Application of the various rates of gypsum in the Hanchent field has had no effect on soil pH, or any of the extractable nutrient levels. Soil was sampled to 8 inches deep. This is as expected, except exchangeable calcium level should have increased with the amount of gypsum applied. From fall 2004 to fall 2005 the calcium level surprisingly, actually decreased about 150 ppm. The calcium: magnesium ratio was unchanged by the addition of gypsum at both sampling times.

By the fall of 2005, the various rates of gypsum applied in the “Mine” field had not had any effect on exchangeable calcium level or the calcium : magnesium ratio. The 2800 lbs gypsum per acre supplies about 560 lbs calcium per acre. The reason for this lack of increase in extractable calcium is not evident at this time. The 2 tons lime per acre (1200 lbs calcium) in the Armstrong field showed an increase in extract calcium of about 170 ppm five years after application. Maybe the increase will still occur or the rate of gypsum is insufficient to cause significant change.

Soybean yield in the Armstrong (ARM) field in 2004 increased in relation to lime rate, 35.0 vs 41.9 bu/A with no lime vs 8 tons/A. In 2005, corn grain yield was higher where 2 tons lime per acre was applied (156 vs 148 bu/A), but was not affected by the higher lime rates. In 2003, corn grain yield in the Hammond (HAM) field showed a trend toward decreased yield with increasing lime rate, from 113 to 99 bu/A with no lime vs 8 tons/A. Perhaps the higher soil pH reduced the availability of some key micronutrients.
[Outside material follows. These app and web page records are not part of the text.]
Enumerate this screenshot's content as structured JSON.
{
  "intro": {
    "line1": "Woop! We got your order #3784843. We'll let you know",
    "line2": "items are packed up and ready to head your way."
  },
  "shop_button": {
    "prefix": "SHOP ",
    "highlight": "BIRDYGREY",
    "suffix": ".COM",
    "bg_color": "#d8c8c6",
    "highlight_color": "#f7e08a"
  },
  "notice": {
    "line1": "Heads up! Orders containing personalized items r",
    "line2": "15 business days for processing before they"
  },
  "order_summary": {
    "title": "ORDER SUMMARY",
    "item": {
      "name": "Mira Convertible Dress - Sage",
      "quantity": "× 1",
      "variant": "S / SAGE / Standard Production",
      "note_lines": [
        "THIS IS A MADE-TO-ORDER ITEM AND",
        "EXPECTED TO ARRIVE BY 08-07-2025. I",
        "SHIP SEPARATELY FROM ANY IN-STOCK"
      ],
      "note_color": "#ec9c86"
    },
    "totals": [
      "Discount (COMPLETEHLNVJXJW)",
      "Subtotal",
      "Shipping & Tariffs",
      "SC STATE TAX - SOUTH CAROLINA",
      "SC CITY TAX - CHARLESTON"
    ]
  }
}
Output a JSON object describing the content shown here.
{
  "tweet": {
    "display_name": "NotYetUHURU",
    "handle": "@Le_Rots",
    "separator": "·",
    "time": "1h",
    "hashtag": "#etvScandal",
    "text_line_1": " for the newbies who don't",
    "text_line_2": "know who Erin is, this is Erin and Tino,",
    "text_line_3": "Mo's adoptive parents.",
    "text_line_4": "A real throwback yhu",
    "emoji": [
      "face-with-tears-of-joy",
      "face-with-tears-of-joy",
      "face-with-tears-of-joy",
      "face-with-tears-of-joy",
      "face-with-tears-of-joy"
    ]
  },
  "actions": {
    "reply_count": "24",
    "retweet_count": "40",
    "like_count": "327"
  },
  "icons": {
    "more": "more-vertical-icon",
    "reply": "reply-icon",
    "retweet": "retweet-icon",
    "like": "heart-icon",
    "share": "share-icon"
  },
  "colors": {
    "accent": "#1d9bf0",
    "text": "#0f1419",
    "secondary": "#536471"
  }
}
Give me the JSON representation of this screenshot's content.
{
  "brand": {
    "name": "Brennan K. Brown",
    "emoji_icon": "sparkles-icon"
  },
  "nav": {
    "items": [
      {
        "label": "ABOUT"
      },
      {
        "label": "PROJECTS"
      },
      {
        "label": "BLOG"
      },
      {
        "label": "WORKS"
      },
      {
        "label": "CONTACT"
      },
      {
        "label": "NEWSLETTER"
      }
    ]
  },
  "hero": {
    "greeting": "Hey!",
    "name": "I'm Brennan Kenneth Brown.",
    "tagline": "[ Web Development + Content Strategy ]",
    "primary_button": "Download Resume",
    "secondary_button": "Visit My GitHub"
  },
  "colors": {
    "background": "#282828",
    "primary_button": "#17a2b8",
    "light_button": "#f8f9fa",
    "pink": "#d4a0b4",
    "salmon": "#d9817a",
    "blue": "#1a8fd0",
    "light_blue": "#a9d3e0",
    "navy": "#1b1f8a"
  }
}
Soybean yield the following two years was similar across the lime rates.

Soybean and corn grain yields in the Hanchent (HAN), Mine (MIN) and Taylor (TAY) fields during 2004 and 2005 were similar across all gypsum rates within each field.

During 2006 efforts for this project will focus on collecting key data on infiltration rates in all fields, on aggregate stability, soil bulk density, exchangeable calcium and magnesium levels and the calcium: magnesium ratios. Yield will be collected for all treatments in all fields. A field day will be held to show the field study areas and share information about soil quality and the findings of this project.

Impacts and Contributions/Outcomes

Effects of calcium additions on soil quality need time to be manifested so short term results in two of the fields may not be indicative of the eventual observations. Lime treatments have been in place for 5 years whereas the gypsum treatments have been in place for 3 years (one field) and for only 1½ years (two fields). To date, application of calcium as calcitic lime or gypsum has had limited effects on soil quality in the study fields. Lime application has resulted in a slight increase in soybean yield, but the yield increase has not been large enough to cover the cost of lime in less than 4 or 5 years. Effect of lime on corn yield has been mixed. Gypsum application has had no effect on soybean or corn yield, so benefit will need to be in terms of improved soil quality. At this point in this study, application of lime and gypsum to improve soil quality and crop yield appears to be a marginal practice. The impact of this project may be to show that investment in lime, except for pH adjustment, or gypsum for the soils in the study area of Michigan is not necessary.